(INFORMATION)
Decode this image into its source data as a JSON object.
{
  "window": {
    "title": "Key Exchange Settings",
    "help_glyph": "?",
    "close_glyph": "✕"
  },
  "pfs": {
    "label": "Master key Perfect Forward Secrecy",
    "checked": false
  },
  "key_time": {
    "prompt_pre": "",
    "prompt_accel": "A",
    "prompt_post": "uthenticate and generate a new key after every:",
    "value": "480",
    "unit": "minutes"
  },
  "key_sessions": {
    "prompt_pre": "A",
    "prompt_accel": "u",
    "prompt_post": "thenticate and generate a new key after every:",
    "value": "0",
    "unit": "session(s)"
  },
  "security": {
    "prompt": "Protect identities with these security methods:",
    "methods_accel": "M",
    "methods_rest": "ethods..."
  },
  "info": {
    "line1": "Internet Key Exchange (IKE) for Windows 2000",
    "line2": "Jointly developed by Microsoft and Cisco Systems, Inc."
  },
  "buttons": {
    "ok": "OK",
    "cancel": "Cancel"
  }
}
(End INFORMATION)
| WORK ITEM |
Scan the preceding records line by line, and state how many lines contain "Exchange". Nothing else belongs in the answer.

| RESULT OF THIS TASK |
2